So many contributed to our grant proposal. Our CEAS staff, Richard Miller, (associate director), Dreux Montgomery (undergraduate advisor), and David Dettman (assistant director), all saw the project from its inception and devoted numerous hours and creative energy. I would add that in the fall of 2009, we sent our East Asian Studies librarian, Dianna Xu to Taiwan for orientation and networking to further develop a Taiwan studies collection. Her trip was funded by our Title VI NRC grant, and resulted in an extensive list of resources that was essential for our proposal to TECO. The specificity of our library needs as aptly and diligently determined by Dianna Xu was no small factor in the success of our negotiations.
What does this MOU mean to the Center for East Asian Studies and the University of Wisconsin-Madison? What does it mean to the Cultural Division of the Taipei Economic and Cultural Office in Chicago? How will both groups benefit from this partnership?
At the signing ceremony, Dean Gilles Bousquet called this a “historic moment.” For those of us here at the Center, it was indeed historic. It signals the success of our fund-raising efforts at this initial stage of program building. The Taiwan initiative can now be formally renamed as a Taiwan Studies Program. The MOU is a blueprint of how we will proceed to build this program. For CEAS staff, it is three years of hard work paid off.
Director Huei-Wen Hsu and her associates at TECO Chicago celebrated this occasion as much as we did since promoting Taiwan history and culture outside of Taiwan is their central mission. A partnership with a world-class university like UW-Madison would be an important moment for them as well. We can call this a mutually beneficial partnership indeed and this is only the beginning as this partnership will deepen in years to come.
What is the main goal of the MOU?
This MOU has three parts: 1) curricular development; 2) library collection building; 3) faculty exchange program. The Ministry of Education of ROC Taiwan, through TECO Chicago, has funded all three parts. Simply put, the goal is to establish the foundation of a Taiwan studies program at UW-Madison.
How will the Center for East Asian Studies develop a curriculum across the humanities and social sciences with a focus on Taiwan studies?

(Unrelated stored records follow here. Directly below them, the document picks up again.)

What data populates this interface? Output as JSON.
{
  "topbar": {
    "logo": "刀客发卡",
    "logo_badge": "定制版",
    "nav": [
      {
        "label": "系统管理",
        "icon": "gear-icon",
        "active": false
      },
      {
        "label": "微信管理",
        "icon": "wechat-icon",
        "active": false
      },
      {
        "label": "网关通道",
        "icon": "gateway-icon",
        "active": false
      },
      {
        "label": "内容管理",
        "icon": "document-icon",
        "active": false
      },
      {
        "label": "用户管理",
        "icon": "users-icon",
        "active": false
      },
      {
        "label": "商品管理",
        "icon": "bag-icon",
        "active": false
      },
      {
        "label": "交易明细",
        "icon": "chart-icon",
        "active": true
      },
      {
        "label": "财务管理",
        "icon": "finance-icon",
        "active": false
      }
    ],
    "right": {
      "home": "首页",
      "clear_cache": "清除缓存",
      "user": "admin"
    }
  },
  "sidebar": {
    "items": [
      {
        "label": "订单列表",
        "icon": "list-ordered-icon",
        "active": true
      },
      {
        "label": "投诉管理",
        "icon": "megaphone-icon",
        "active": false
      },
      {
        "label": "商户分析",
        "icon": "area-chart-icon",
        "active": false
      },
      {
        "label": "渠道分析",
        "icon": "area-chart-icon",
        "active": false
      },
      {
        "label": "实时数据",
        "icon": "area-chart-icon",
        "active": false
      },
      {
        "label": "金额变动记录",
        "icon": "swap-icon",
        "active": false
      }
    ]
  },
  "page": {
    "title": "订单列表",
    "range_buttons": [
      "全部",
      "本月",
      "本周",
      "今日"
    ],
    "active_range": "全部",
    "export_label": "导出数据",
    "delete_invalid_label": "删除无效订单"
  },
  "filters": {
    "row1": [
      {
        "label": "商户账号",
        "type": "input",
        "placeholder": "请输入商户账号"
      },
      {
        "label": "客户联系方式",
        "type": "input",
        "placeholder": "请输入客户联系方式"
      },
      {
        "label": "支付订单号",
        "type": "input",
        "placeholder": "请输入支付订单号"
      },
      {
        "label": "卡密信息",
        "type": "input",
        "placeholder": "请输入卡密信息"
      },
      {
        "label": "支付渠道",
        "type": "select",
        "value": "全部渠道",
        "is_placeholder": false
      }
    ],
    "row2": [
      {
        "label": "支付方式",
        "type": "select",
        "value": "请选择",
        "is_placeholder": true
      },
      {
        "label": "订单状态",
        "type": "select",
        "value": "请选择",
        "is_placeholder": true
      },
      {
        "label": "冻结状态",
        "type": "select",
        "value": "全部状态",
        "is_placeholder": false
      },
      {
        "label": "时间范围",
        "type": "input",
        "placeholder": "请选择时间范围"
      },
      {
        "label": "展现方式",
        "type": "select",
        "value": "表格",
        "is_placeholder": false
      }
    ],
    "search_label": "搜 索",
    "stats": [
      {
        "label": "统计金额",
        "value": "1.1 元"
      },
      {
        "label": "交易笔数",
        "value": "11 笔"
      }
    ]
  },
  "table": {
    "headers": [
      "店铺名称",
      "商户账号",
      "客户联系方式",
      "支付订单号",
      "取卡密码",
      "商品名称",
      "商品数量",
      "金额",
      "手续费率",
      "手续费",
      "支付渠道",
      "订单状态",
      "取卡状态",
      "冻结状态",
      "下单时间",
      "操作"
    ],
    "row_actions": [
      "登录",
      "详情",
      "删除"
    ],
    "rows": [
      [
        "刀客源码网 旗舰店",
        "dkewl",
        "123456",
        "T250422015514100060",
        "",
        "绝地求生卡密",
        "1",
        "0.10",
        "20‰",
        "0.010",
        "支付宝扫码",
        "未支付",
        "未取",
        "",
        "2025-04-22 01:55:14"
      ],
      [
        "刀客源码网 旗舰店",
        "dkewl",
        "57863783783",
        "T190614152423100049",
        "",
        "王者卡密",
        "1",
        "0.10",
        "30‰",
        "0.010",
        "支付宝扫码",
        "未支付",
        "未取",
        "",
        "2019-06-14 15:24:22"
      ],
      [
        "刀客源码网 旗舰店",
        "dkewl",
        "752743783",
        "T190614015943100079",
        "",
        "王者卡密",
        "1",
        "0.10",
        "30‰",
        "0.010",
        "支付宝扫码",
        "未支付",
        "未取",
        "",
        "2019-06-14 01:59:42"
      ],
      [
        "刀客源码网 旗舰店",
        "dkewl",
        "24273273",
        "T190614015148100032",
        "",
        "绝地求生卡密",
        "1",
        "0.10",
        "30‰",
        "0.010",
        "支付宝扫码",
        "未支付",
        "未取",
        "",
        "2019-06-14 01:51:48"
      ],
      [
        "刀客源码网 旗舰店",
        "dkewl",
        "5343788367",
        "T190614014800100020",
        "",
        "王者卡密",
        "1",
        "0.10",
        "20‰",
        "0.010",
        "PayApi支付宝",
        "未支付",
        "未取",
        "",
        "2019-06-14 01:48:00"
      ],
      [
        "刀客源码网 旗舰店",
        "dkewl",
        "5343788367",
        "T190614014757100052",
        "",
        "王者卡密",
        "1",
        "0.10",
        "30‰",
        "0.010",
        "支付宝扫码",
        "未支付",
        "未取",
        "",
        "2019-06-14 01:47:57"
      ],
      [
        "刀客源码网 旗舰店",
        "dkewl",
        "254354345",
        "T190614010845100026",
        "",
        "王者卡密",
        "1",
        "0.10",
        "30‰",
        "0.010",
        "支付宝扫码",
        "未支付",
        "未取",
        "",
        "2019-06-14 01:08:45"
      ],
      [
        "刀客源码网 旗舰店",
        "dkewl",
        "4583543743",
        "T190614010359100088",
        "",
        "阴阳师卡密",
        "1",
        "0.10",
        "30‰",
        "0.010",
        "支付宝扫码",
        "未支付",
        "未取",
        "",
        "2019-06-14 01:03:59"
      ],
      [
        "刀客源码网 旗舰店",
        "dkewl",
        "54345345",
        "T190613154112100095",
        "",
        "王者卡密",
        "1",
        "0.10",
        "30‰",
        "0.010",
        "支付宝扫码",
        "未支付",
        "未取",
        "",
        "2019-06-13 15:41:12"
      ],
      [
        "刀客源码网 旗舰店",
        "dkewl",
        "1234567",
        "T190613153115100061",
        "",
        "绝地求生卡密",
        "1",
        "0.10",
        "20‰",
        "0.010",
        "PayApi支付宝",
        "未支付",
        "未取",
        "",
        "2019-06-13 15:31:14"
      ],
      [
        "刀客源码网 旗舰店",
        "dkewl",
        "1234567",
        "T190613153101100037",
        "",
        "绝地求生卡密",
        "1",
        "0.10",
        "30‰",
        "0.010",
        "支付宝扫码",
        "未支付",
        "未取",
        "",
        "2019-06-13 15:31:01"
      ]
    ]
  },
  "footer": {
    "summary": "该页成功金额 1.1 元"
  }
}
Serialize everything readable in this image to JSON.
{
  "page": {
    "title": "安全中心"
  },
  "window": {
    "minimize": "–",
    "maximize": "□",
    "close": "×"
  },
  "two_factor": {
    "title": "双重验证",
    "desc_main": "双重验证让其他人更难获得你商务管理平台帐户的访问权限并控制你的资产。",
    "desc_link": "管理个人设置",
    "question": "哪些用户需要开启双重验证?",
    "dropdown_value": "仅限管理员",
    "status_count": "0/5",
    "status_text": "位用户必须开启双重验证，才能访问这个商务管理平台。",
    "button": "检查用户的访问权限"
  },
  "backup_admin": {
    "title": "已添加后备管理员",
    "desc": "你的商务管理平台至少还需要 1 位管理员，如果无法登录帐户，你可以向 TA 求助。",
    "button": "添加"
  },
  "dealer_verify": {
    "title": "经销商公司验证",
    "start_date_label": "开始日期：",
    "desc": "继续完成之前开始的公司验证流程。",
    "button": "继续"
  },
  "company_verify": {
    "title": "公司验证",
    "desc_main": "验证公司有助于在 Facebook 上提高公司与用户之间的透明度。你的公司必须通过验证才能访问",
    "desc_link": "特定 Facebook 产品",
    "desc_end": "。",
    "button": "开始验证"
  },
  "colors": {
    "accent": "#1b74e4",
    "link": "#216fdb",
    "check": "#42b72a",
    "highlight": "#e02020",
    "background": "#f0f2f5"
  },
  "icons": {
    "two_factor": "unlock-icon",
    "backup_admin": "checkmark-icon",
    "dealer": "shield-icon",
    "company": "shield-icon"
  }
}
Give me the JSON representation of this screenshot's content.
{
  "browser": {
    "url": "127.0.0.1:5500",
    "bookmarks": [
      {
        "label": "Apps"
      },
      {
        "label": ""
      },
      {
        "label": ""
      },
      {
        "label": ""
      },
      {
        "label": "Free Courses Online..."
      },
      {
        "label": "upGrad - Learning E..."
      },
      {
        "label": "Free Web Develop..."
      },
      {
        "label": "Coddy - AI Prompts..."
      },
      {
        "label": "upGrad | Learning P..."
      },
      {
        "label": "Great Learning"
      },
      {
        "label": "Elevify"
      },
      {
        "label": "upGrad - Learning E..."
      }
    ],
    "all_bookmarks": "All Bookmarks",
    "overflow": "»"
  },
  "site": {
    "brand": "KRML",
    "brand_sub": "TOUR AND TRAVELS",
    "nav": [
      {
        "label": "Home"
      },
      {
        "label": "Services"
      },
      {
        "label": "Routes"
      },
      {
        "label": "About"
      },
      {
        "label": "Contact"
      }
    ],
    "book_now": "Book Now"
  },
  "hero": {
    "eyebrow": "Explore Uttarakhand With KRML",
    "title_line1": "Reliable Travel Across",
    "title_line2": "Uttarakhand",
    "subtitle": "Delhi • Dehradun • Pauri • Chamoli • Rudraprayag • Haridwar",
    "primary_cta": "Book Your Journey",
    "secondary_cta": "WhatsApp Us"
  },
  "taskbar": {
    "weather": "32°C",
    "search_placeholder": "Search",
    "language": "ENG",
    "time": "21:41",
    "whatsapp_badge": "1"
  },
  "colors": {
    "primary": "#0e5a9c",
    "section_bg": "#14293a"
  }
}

We solicited input from our faculty when we were putting together a grant proposal. Faculty members across all disciplines responded to our call for ideas and offered crucial input. Many of these faculty members will also help us build a curriculum across the humanities and social science. We will create incentives for our faculty members, to encourage them to either design new courses with specific relevance to Taiwan or redesign existing courses to incorporate Taiwan in a comparative framework. Our goal is to establish an initial curriculum of at least five courses across a range of disciplines, either new or with greatly enhanced teaching about Taiwan.
What do you perceive as the next step in this development?
What we will do as a next step is clearly stated in the MOU. We will build curriculum. We will continue to work with our library system to build up its collection. And we will encourage student and faculty exchange in years to come.
In preparation for Chancellor Martin’s visit to Taiwan in November, in efforts to strengthen the ties between UW and East Asia, we are ramping up our fund-raising efforts. There are untapped opportunities for a broad range of Wisconsin interests despite the tough global economy.
Currently we are getting ready to receive a valuable collection of classic Taiwan films, all in brand new 35mm prints, to UW-Madison as a donation by the Taiwanese government. These are highly sought after cultural treasures, both nationally and internationally, that will be just down the road from our UW students and scholars!